### [WHAT IS NEEDED]
Each line in the entries that has the word "NVIDIA" has to be copied.

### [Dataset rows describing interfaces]
..........
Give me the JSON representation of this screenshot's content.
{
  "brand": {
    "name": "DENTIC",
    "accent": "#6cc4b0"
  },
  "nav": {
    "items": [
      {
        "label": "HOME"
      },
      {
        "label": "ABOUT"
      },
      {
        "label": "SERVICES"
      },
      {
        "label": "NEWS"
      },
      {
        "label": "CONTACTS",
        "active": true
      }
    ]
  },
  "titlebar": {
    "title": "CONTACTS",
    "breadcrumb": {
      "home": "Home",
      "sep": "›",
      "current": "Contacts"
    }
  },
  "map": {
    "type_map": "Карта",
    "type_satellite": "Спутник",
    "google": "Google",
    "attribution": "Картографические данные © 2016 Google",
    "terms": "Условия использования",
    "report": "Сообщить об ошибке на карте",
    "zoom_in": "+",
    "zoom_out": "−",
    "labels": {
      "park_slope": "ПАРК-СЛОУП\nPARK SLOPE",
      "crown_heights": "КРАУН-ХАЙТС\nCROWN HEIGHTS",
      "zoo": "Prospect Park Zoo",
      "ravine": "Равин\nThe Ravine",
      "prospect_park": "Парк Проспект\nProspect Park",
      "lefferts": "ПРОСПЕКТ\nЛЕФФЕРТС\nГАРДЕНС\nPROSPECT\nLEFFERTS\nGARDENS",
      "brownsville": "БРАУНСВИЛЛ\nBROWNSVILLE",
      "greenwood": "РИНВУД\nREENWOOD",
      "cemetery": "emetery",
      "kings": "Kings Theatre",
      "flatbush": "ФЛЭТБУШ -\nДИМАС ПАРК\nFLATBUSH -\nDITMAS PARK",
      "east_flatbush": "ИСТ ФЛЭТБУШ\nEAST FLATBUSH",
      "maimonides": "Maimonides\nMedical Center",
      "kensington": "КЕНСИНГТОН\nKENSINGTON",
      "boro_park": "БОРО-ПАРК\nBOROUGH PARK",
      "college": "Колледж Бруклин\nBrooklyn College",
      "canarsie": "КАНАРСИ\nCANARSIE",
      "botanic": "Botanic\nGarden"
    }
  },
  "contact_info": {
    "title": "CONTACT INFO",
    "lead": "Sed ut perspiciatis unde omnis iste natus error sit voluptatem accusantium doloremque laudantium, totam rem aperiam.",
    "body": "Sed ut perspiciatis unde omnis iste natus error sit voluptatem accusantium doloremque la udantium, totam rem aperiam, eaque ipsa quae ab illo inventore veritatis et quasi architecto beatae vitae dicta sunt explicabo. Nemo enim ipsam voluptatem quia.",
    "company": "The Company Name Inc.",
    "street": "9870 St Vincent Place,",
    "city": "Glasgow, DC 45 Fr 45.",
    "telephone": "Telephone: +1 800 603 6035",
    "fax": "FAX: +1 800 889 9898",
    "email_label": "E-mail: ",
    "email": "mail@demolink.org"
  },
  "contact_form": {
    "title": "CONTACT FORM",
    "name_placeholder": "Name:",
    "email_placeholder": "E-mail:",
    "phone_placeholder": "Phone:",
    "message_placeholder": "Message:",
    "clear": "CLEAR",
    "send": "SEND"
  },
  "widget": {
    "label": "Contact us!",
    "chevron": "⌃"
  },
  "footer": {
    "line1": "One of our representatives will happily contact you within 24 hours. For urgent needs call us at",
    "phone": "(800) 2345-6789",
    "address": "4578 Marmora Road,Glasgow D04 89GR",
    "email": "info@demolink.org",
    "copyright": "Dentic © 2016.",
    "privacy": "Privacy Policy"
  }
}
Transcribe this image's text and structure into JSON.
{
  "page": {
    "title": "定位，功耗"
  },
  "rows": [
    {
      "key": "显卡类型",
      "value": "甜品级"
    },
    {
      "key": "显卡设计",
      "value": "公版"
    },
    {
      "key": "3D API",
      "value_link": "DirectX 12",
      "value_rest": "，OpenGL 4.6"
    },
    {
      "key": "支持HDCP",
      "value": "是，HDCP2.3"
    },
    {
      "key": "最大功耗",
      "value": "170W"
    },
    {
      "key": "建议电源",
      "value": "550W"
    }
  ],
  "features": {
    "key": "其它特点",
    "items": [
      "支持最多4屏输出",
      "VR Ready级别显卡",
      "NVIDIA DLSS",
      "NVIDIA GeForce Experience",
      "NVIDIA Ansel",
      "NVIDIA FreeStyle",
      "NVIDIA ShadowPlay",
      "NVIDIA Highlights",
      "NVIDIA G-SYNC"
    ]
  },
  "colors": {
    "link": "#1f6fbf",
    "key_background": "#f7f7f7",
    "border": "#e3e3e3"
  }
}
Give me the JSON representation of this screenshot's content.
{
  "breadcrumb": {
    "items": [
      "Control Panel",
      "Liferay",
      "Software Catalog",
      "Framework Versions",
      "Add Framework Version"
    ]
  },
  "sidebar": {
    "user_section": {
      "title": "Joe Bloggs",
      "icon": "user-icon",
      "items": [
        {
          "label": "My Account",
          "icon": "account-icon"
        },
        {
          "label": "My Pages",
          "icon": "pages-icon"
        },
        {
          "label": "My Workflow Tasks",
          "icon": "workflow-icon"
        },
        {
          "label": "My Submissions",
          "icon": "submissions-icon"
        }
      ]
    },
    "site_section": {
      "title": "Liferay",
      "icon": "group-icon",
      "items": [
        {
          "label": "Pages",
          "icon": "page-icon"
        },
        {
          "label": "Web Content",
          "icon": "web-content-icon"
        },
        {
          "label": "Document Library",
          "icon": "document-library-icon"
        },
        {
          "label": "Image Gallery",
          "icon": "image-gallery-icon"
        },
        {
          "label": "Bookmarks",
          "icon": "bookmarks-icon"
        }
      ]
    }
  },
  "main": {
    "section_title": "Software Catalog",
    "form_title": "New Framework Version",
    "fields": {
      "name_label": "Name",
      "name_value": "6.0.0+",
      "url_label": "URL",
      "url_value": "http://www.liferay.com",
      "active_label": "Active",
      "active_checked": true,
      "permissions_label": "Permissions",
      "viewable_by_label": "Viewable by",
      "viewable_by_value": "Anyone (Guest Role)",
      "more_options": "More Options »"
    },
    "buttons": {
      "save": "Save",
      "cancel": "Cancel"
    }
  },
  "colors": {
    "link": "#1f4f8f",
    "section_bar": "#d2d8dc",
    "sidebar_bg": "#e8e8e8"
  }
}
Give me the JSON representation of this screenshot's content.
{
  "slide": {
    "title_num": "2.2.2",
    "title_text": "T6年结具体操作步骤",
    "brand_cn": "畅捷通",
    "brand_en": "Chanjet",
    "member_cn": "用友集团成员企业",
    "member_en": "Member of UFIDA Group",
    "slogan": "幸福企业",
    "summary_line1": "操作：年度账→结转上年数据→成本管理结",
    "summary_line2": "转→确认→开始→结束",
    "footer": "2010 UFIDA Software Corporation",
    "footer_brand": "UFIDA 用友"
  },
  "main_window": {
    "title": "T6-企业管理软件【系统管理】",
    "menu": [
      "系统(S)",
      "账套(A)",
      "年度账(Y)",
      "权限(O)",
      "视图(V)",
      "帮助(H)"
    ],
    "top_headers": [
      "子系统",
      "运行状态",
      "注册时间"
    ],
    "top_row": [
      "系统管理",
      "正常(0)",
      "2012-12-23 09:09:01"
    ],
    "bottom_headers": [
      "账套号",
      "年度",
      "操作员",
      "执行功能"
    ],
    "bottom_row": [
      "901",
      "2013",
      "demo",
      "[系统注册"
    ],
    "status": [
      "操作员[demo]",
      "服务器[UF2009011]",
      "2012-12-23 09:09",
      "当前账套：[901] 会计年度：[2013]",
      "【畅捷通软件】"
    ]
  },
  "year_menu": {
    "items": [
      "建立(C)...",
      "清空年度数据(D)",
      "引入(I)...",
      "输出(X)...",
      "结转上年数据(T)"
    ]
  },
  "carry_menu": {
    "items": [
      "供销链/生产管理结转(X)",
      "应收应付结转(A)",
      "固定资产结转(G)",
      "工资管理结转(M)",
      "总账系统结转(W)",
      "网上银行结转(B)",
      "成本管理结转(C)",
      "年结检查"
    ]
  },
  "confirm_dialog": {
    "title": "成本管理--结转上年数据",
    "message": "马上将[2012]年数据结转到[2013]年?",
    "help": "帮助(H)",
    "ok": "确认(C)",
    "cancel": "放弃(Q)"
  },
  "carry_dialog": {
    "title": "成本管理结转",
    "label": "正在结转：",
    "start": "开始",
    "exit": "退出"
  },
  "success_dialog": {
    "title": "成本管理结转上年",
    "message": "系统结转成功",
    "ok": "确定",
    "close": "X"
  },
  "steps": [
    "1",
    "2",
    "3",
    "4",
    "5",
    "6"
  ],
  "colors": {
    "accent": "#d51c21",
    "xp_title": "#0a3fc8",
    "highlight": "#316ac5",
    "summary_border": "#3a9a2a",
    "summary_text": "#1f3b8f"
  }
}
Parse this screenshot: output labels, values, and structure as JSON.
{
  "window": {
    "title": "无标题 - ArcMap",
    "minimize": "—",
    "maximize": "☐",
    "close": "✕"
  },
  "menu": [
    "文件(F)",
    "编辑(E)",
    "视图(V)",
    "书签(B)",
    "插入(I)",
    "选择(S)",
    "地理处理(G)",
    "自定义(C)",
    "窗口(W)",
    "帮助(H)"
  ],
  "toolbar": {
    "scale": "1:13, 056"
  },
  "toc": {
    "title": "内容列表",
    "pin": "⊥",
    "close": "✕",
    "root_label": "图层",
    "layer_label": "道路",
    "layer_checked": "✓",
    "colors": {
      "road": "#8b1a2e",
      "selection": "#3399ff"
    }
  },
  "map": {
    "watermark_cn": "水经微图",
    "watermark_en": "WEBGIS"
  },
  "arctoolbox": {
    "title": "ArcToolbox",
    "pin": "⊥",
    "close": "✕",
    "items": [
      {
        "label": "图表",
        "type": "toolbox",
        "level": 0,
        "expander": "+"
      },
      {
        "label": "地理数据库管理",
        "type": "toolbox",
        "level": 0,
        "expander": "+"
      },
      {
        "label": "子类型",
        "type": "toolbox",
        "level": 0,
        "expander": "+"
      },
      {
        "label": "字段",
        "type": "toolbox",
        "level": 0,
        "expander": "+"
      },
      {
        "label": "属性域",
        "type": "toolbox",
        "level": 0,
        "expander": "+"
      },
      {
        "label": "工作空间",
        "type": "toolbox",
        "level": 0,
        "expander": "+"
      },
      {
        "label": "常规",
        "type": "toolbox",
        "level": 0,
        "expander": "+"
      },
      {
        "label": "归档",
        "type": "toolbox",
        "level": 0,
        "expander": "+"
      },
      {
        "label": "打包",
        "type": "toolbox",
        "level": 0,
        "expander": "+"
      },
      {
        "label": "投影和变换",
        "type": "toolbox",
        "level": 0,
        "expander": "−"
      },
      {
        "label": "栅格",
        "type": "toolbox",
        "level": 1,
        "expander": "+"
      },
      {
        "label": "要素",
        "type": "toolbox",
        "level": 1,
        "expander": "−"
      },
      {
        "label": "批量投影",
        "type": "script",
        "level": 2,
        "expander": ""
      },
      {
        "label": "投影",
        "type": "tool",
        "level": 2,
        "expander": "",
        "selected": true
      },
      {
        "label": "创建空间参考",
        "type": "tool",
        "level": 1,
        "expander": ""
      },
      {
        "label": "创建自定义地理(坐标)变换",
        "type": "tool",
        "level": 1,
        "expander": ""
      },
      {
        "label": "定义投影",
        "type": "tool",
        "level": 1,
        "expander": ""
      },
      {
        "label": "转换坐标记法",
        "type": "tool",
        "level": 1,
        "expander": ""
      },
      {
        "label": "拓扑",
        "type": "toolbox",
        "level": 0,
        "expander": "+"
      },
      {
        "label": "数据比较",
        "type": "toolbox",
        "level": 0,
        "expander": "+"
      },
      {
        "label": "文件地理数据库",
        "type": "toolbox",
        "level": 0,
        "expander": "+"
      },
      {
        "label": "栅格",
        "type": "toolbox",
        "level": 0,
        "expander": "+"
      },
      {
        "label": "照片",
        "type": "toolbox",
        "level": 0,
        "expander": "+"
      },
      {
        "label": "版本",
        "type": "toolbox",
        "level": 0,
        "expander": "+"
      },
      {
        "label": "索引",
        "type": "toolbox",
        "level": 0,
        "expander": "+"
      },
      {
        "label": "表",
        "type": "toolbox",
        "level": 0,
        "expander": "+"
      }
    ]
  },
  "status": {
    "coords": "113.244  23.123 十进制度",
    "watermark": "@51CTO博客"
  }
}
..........
### [RESULT FOR THIS EXERCISE]
      "NVIDIA DLSS",
      "NVIDIA GeForce Experience",
      "NVIDIA Ansel",
      "NVIDIA FreeStyle",
      "NVIDIA ShadowPlay",
      "NVIDIA Highlights",
      "NVIDIA G-SYNC"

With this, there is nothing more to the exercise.